We are, &., by order,
JONATHAN FORMAN, 1st Capt.

From General Washingston to Brigader General Maxwell.
Head Quarters, Middle Brook, May 10th, 1779.

. SIR,-The short stay you made at head quarters and my attention being otherwise engrossed, prevented my entering upon the subject of the letter from the officers of the 1st Jersey regiment, transmitted in yours of the 8th inst. I am sorry to find the gentlemen persist in the principles which dictated the step they have taken,as the more the affair unfolds itself the more reason I me to disapprove But in the present view they have of the matter, and with their present feelings it is not, probable any new arguments that could be offered would have more influence than the former. While therefore the gentlemen continue in the execution of their duty, as they declare themselves heartily disposed to do, I shall only regret that they have taken a step of which they must hereafter see the impropriety. There is one thing to which I cannot forbear calling your particular attention. I observed in the memorial of which the officers transmitted me a copy, that the gentlemen dwell among other things upon the insufficiency of the soldiers' pay. This is a doctrine full of dangerous consequences, and which ought not to be countenanced in any way whatever, neither is it well founded. The pay given in other armies is little more than nominal ; very low in the first instance, and subject to a variety of deductions which reduce it to nothing. This is the case with the British troops, though I believe they receive more than those of any of the European armies. The idea of maintaining the soldiers' families at home at the public expense is peculiar to us; and is incompatible with the finances of any goverment Our troops have been uniformly better fed than any others; they am at this time very well clad, and I hope will continue to be so. It is important that any misconception on this point should be rectified. I suppose every officer incapable of encouraging improper expectations in his men; but I must also hope that every exertion will be made to suppress them.
I am, &c.,
Go WASHINGTON.

Source:

Selections from the Correspondence of the

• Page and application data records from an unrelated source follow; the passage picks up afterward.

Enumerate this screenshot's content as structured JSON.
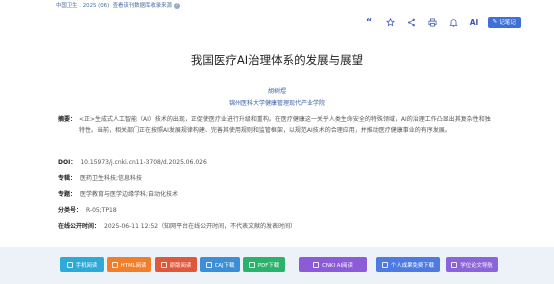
{
  "top": {
    "source": "中国卫生 . 2025 (06)",
    "collection": "查看该刊数据库收录来源",
    "help_icon": "question-circle-icon"
  },
  "toolbar": {
    "icons": [
      "quote-icon",
      "star-icon",
      "share-icon",
      "print-icon",
      "bell-icon"
    ],
    "ai_label": "AI",
    "note_label": "记笔记",
    "accent": "#3f6fd8"
  },
  "paper": {
    "title": "我国医疗AI治理体系的发展与展望",
    "author": "胡树煜",
    "organization": "锦州医科大学健康管理现代产业学院",
    "abstract_label": "摘要：",
    "abstract": "<正>生成式人工智能（AI）技术的出现，正促使医疗业进行升级和重构。在医疗健康这一关乎人类生命安全的特殊领域，AI的治理工作凸显出其复杂性和独特性。当前，相关部门正在按照AI发展规律构建、完善其使用规则和监管框架，以规范AI技术的合理应用，并推动医疗健康事业的有序发展。",
    "doi_label": "DOI：",
    "doi": "10.15973/j.cnki.cn11-3708/d.2025.06.026",
    "column_label": "专辑：",
    "column": "医药卫生科技;信息科技",
    "topic_label": "专题：",
    "topic": "医学教育与医学边缘学科;自动化技术",
    "class_label": "分类号：",
    "class_no": "R-05;TP18",
    "online_label": "在线公开时间：",
    "online_time": "2025-06-11 12:52（知网平台在线公开时间，不代表文献的发表时间）"
  },
  "actions": [
    {
      "label": "手机阅读",
      "icon": "mobile-icon",
      "color": "#2eaad8"
    },
    {
      "label": "HTML阅读",
      "icon": "html-icon",
      "color": "#f07f2b"
    },
    {
      "label": "原版阅读",
      "icon": "book-icon",
      "color": "#e0583b"
    },
    {
      "label": "CAJ下载",
      "icon": "download-icon",
      "color": "#3c8fd6"
    },
    {
      "label": "PDF下载",
      "icon": "download-icon",
      "color": "#2bb36b"
    },
    {
      "label": "CNKI AI阅读",
      "icon": "ai-icon",
      "color": "#8b5bd8"
    },
    {
      "label": "个人成果免费下载",
      "icon": "user-icon",
      "color": "#4f7be0"
    },
    {
      "label": "学位论文导航",
      "icon": "graduation-icon",
      "color": "#8a64d9"
    }
  ]
}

Executive of the State of New Jersey from 1776 to 1786

Published by the Order of the Legislature

Newark NJ  

Printed at the Newark Daily Advertiser office

1848